The problem
Only lines holding the word "placeholder" should be copied from the material.

** Opening Dataset block **

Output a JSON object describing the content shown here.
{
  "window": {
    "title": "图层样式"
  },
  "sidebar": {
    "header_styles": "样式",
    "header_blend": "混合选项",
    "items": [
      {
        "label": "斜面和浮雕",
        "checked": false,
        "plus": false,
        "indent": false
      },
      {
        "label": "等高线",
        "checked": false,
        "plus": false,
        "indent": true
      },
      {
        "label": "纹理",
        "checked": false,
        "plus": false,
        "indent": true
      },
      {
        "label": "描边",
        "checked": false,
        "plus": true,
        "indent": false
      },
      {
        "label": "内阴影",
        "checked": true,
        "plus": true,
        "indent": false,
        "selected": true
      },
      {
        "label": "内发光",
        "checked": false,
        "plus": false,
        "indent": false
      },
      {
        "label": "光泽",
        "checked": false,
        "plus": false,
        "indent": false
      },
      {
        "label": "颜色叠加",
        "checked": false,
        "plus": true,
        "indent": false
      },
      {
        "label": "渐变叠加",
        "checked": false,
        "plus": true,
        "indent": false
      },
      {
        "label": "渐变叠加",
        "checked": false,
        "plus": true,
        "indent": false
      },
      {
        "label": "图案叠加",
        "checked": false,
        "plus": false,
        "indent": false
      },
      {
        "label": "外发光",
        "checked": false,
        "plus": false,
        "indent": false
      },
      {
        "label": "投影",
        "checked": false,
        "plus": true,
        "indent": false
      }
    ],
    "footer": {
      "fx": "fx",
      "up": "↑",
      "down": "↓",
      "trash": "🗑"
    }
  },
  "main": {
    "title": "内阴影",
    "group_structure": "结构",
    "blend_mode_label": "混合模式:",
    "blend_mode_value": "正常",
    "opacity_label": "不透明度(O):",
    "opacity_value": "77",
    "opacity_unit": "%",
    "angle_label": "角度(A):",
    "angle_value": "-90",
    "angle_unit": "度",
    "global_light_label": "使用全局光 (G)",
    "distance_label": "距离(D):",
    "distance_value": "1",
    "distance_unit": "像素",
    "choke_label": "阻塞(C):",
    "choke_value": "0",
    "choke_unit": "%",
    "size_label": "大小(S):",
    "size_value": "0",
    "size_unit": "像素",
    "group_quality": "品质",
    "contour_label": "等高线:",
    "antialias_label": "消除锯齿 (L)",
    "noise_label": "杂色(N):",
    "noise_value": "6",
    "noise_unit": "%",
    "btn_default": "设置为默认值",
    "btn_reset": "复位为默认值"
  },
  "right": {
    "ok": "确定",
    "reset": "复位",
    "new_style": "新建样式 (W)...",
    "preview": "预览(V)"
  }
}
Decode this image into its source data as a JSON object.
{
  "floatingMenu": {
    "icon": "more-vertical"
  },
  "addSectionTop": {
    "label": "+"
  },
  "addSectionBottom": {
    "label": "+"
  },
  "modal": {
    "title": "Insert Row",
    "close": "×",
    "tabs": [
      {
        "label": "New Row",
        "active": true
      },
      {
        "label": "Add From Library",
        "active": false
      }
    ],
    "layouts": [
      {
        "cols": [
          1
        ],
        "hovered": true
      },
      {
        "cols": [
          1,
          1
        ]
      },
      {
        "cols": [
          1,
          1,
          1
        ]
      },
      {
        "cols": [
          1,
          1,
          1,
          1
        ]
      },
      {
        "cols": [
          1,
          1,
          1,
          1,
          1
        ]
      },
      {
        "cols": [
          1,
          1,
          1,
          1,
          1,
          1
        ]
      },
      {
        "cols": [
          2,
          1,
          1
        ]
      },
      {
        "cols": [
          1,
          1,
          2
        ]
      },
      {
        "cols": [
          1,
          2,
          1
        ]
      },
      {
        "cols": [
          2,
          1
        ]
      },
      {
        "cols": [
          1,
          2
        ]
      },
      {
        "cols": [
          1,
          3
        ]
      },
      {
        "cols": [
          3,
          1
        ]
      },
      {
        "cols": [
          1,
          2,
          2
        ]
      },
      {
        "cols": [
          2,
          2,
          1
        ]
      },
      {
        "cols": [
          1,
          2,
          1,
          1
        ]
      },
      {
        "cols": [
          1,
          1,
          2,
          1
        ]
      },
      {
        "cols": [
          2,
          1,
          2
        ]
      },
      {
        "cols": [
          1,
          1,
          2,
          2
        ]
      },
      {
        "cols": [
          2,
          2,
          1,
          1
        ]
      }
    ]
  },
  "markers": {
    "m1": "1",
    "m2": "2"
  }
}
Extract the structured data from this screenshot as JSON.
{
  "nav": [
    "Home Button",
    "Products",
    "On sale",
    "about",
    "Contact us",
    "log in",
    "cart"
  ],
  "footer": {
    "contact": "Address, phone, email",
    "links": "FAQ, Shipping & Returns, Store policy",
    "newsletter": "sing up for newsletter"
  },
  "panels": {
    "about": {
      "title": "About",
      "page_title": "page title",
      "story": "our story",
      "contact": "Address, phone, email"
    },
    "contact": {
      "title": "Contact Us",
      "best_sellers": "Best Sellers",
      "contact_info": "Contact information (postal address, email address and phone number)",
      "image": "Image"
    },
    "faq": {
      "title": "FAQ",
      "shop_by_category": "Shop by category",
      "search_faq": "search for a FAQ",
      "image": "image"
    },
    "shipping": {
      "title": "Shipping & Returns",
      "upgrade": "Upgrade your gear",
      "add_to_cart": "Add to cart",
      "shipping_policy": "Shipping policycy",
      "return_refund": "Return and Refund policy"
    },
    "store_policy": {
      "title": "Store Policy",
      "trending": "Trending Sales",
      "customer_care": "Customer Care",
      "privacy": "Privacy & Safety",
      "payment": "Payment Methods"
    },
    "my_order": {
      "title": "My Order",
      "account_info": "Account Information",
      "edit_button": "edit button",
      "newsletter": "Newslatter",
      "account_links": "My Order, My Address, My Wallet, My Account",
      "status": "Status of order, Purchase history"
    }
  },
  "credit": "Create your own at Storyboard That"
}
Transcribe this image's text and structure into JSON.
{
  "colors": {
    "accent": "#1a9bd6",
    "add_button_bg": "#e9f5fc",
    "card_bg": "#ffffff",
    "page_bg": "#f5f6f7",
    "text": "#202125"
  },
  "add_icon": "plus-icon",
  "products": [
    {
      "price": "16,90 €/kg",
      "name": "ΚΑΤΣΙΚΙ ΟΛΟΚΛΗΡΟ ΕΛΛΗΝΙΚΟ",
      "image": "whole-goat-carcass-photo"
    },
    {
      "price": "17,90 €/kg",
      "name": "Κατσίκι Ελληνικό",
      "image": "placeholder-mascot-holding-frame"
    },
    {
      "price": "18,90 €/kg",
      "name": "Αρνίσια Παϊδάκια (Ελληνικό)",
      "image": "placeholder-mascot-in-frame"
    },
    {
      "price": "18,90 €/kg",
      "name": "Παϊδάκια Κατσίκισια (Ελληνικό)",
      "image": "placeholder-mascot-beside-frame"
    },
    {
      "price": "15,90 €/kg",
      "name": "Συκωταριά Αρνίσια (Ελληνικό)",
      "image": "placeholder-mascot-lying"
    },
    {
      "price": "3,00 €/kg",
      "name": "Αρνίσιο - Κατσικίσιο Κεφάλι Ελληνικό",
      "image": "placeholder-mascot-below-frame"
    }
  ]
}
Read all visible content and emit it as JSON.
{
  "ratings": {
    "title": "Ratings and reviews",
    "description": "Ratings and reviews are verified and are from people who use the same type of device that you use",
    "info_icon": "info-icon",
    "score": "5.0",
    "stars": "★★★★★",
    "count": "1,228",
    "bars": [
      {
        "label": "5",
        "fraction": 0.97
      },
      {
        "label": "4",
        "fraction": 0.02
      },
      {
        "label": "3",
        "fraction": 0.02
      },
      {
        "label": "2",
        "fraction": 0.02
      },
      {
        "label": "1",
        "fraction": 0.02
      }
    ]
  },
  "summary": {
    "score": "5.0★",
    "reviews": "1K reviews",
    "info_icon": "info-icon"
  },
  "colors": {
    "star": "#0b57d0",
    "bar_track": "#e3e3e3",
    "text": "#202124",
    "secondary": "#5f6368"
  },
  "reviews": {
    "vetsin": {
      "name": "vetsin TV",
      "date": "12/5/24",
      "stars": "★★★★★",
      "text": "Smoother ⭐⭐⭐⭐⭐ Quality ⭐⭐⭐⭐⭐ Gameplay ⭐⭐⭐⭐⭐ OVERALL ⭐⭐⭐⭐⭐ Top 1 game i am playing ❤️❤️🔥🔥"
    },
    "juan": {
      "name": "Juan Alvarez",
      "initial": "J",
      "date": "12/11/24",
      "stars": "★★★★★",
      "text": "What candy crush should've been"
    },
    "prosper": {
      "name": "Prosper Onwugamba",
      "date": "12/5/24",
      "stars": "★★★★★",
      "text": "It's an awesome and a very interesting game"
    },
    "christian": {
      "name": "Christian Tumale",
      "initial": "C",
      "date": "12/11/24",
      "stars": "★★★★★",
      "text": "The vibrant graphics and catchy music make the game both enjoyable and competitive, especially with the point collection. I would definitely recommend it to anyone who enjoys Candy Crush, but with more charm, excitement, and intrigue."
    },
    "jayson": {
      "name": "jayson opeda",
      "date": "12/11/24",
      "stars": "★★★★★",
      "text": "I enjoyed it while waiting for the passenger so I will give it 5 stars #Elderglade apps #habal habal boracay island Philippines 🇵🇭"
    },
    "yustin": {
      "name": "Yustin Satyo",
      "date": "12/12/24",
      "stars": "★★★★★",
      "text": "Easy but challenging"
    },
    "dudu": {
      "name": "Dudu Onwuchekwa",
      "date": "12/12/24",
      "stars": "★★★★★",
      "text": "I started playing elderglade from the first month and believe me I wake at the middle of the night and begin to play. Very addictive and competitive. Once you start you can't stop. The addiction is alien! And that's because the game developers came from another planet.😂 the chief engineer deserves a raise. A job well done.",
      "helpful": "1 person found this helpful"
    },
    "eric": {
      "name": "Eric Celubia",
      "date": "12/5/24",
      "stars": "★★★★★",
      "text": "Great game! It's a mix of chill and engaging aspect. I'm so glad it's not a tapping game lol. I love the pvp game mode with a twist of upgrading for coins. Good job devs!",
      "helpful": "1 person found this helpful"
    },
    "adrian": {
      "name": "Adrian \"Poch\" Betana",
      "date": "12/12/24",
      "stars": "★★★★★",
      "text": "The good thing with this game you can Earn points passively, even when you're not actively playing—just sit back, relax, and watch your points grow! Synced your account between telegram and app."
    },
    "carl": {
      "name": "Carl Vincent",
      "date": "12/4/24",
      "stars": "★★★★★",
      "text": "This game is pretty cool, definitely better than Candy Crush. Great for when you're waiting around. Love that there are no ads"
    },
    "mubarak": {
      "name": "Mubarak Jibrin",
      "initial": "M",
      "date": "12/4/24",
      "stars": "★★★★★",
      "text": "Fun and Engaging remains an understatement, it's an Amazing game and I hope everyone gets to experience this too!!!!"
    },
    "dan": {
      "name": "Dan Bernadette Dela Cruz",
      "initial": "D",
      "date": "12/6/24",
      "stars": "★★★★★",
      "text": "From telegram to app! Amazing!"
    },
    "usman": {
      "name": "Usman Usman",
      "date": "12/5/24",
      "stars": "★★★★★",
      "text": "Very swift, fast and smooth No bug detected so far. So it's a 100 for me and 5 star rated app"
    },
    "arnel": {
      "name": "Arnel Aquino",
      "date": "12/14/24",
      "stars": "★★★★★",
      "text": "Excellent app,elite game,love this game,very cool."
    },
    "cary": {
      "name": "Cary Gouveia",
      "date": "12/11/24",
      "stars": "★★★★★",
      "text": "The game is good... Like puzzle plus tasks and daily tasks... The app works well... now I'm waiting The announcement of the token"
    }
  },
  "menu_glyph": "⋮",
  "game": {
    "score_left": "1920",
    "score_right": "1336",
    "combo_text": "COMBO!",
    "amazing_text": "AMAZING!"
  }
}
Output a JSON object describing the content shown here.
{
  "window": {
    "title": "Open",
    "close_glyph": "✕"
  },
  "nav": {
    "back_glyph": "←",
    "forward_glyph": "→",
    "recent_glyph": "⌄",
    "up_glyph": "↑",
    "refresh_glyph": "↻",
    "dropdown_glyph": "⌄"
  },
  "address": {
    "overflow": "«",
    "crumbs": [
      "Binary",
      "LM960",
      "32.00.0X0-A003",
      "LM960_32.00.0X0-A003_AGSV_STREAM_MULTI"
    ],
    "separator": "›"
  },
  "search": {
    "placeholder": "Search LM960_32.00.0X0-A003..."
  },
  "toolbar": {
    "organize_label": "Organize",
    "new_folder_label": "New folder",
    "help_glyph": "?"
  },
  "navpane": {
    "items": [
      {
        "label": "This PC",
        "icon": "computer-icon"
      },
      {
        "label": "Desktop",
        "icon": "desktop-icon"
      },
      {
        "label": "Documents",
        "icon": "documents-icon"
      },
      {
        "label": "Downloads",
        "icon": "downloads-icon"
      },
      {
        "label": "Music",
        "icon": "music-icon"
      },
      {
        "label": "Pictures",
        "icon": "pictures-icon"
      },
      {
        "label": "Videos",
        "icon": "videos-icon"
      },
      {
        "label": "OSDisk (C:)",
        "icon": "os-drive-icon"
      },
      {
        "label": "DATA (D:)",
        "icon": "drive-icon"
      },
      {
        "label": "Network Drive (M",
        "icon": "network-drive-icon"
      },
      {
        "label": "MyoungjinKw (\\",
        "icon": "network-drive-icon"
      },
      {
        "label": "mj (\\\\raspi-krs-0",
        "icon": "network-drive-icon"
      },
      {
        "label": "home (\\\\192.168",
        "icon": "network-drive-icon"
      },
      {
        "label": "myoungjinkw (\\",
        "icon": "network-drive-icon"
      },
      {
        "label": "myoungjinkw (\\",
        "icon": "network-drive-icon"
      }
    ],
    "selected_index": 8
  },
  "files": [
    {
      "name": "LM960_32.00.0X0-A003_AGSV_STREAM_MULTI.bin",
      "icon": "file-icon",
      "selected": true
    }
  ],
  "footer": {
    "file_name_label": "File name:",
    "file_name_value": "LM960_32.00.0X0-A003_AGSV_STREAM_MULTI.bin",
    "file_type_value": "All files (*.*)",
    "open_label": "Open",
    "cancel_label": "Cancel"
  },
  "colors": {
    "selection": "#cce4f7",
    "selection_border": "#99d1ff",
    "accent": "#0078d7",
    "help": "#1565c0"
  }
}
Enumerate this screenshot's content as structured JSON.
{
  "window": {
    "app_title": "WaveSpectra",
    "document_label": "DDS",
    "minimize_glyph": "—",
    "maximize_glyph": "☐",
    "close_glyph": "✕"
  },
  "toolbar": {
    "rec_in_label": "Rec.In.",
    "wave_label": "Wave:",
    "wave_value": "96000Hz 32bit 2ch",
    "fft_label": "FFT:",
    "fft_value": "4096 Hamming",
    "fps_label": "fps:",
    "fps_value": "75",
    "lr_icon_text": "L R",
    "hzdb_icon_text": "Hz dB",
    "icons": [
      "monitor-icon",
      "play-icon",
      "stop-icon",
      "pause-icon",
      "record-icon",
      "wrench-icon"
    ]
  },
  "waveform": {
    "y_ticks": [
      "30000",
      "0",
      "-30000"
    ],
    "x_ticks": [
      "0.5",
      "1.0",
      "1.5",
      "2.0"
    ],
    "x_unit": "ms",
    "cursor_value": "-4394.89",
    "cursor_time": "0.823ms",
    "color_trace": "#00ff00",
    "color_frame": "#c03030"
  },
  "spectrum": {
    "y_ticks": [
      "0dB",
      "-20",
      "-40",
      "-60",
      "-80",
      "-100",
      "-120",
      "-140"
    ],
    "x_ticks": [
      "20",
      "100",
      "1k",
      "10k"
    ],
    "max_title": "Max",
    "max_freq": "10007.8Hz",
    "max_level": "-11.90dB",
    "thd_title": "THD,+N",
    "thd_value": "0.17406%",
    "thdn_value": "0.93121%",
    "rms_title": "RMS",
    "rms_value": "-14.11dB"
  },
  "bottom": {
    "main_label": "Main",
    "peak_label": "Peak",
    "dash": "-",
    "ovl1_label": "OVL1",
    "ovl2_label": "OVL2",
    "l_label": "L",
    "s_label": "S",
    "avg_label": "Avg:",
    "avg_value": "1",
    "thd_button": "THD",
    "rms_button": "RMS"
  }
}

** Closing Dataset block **

Result
      "image": "placeholder-mascot-holding-frame"
      "image": "placeholder-mascot-in-frame"
      "image": "placeholder-mascot-beside-frame"
      "image": "placeholder-mascot-lying"
      "image": "placeholder-mascot-below-frame"
    "placeholder": "Search LM960_32.00.0X0-A003..."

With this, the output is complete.